Task statement
Copy out each line of the data below in which "browser" appears.

Available data
--- START ---

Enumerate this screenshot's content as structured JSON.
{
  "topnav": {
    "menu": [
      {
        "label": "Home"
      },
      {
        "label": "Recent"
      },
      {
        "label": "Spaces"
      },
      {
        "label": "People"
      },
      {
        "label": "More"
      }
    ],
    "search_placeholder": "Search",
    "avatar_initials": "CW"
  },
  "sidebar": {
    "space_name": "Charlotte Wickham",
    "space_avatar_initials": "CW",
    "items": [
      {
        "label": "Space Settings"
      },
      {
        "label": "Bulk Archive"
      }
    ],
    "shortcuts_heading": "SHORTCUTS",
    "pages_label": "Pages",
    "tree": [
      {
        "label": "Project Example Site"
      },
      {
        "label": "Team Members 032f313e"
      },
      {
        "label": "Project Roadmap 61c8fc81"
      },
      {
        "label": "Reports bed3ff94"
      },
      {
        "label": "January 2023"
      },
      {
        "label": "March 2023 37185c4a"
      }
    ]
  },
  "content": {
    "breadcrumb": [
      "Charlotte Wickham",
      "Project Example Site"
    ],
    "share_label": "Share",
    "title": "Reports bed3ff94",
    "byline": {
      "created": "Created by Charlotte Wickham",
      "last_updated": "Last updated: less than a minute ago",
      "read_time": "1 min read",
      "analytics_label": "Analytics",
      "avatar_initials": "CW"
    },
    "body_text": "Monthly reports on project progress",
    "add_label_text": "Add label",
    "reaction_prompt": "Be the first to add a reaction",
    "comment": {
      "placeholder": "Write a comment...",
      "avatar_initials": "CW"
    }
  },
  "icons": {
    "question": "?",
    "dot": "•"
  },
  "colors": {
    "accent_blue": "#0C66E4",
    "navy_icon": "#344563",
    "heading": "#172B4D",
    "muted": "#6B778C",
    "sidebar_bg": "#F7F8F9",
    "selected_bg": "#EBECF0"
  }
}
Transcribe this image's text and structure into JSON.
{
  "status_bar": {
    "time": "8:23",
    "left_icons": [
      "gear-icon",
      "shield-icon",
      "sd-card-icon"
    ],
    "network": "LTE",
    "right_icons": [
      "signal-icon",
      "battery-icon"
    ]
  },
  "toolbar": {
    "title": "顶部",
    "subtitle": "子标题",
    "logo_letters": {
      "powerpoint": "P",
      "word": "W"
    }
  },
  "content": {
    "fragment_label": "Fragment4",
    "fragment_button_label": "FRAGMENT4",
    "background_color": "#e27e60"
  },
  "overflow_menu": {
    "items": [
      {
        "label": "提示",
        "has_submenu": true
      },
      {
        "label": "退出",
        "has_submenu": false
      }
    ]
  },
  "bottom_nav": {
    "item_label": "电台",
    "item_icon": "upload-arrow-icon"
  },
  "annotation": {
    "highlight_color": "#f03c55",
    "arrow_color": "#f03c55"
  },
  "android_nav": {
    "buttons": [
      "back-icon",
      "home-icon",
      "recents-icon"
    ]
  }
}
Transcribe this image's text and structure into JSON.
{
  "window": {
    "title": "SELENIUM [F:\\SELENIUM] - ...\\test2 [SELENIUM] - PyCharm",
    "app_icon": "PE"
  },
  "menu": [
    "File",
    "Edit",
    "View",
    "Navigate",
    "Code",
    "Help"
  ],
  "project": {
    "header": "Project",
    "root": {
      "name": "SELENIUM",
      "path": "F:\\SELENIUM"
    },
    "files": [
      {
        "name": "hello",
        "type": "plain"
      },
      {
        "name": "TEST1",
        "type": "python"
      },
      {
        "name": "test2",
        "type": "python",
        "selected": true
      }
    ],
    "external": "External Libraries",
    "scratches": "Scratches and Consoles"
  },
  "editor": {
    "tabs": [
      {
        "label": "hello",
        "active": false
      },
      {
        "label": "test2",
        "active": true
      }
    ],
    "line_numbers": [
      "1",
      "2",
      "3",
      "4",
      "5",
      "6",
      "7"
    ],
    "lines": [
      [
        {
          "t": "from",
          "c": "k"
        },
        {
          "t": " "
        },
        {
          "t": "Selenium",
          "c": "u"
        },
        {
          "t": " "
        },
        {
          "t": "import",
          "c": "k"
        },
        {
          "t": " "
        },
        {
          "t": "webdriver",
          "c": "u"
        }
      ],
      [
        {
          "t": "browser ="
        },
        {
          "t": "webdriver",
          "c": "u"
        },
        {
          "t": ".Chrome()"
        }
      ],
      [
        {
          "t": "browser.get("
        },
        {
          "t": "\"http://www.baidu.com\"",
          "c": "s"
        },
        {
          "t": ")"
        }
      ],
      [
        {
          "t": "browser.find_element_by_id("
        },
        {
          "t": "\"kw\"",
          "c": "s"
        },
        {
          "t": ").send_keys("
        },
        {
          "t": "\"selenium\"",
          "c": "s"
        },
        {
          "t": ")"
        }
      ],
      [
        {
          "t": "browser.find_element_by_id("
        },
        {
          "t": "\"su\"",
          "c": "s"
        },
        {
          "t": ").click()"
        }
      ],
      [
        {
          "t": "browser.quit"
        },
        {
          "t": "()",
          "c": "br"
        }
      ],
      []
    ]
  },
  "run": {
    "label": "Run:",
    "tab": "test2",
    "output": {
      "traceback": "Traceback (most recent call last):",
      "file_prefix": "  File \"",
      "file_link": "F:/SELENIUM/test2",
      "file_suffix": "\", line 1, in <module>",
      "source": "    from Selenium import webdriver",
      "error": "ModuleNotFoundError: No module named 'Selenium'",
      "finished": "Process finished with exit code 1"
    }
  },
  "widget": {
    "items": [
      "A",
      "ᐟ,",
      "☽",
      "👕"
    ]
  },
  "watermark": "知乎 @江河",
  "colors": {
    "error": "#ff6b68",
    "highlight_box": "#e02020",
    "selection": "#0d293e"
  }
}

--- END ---

Task answer
          "t": "browser ="
          "t": "browser.get("
          "t": "browser.find_element_by_id("
          "t": "browser.find_element_by_id("
          "t": "browser.quit"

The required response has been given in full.